### What to produce
Read through the data and report every line in which the word "this" occurs.

### Exercise data

+++++

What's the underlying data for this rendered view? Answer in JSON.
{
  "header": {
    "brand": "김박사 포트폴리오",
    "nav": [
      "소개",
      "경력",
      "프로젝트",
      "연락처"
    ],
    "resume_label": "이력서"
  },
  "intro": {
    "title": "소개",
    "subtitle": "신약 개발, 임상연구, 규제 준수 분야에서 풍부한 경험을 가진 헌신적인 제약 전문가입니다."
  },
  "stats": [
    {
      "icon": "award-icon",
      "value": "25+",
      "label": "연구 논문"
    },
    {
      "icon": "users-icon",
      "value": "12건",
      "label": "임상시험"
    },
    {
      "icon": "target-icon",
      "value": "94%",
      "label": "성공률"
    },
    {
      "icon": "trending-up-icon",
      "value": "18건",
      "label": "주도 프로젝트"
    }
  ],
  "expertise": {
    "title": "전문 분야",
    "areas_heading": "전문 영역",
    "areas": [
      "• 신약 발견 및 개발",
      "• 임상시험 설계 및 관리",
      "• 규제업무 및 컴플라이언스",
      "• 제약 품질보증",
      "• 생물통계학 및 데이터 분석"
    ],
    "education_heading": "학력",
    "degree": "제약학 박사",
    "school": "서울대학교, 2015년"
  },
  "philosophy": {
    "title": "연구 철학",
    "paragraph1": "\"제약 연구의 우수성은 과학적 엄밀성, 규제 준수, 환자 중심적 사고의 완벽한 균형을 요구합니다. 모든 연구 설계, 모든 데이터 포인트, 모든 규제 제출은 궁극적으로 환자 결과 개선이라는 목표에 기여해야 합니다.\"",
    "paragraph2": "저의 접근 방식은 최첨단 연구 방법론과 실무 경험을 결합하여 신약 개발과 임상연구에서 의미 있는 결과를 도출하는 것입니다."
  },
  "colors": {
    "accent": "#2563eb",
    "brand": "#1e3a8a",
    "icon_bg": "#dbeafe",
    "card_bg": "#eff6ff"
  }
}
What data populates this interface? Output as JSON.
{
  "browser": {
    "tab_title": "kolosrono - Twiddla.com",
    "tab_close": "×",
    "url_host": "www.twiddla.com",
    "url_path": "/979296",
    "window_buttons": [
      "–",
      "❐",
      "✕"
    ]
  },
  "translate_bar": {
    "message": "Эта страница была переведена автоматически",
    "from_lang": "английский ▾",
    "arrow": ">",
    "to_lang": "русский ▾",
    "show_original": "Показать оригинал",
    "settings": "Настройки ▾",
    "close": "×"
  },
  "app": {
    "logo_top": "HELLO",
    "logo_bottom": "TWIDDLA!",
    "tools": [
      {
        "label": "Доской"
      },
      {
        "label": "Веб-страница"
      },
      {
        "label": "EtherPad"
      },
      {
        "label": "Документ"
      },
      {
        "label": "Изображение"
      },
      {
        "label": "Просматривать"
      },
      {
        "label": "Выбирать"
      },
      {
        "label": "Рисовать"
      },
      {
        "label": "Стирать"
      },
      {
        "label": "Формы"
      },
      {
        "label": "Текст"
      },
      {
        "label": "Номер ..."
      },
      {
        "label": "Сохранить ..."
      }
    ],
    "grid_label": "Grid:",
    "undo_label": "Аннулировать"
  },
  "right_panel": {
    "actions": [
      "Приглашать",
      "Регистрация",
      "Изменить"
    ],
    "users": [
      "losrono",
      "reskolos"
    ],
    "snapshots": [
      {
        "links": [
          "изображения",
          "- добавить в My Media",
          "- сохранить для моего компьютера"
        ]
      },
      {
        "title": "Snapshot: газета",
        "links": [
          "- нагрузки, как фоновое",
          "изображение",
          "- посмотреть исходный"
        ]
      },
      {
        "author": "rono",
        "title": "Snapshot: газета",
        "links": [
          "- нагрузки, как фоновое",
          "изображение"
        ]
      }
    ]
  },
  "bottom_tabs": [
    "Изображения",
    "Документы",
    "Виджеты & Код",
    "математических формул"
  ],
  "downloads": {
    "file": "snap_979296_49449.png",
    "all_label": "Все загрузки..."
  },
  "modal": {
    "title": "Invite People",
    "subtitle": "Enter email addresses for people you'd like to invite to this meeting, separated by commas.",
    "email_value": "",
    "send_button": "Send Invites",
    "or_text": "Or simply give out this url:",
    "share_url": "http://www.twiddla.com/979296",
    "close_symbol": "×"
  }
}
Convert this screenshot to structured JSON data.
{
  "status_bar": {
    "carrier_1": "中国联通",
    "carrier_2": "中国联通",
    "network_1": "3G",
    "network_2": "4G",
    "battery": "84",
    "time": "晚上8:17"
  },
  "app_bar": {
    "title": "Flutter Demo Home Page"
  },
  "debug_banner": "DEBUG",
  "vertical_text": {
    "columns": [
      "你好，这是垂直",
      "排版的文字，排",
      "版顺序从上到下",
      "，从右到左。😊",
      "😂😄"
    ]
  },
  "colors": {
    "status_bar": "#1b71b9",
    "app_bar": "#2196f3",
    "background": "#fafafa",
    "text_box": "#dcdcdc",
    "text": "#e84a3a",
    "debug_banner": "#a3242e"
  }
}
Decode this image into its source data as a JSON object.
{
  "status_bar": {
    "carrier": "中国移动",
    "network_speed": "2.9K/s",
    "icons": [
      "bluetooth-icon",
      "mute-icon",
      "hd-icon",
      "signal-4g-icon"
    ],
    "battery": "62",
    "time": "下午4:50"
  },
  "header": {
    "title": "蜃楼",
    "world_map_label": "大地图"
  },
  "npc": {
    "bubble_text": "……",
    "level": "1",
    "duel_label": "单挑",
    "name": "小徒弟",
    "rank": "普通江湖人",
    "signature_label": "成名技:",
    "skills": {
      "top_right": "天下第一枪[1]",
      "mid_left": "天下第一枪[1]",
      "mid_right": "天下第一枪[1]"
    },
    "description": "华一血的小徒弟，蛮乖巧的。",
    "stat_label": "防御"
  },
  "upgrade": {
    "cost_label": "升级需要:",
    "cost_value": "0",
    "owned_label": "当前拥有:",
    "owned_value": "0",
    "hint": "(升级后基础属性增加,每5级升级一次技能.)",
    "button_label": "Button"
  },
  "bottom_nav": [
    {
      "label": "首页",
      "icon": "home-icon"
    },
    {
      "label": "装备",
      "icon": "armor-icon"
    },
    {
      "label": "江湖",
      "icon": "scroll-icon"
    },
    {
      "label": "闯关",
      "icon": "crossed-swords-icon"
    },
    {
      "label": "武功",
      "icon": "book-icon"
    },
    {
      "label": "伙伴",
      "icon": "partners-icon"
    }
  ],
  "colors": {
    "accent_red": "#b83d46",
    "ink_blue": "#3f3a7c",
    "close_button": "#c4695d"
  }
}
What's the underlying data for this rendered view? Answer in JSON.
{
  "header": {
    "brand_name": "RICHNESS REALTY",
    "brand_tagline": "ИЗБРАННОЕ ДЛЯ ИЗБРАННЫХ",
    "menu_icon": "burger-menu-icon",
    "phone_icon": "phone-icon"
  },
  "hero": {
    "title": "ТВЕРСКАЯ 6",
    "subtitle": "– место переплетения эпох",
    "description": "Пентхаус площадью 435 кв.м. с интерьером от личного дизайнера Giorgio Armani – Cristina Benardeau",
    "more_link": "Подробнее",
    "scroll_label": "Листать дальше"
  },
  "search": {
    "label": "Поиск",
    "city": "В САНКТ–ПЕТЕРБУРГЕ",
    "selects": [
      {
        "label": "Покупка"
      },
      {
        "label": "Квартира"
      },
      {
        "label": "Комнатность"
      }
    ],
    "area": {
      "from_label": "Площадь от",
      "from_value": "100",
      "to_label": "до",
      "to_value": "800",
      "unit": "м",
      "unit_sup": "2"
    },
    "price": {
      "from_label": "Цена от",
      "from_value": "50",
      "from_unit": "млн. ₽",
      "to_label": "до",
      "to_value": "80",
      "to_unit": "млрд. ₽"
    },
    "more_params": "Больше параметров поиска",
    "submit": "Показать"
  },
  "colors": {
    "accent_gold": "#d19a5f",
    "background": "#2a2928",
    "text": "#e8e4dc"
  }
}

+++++

### Exercise solution
What's the underlying data for this rendered view? Answer in JSON.
What data populates this interface? Output as JSON.
    "subtitle": "Enter email addresses for people you'd like to invite to this meeting, separated by commas.",
    "or_text": "Or simply give out this url:",
Convert this screenshot to structured JSON data.
Decode this image into its source data as a JSON object.
What's the underlying data for this rendered view? Answer in JSON.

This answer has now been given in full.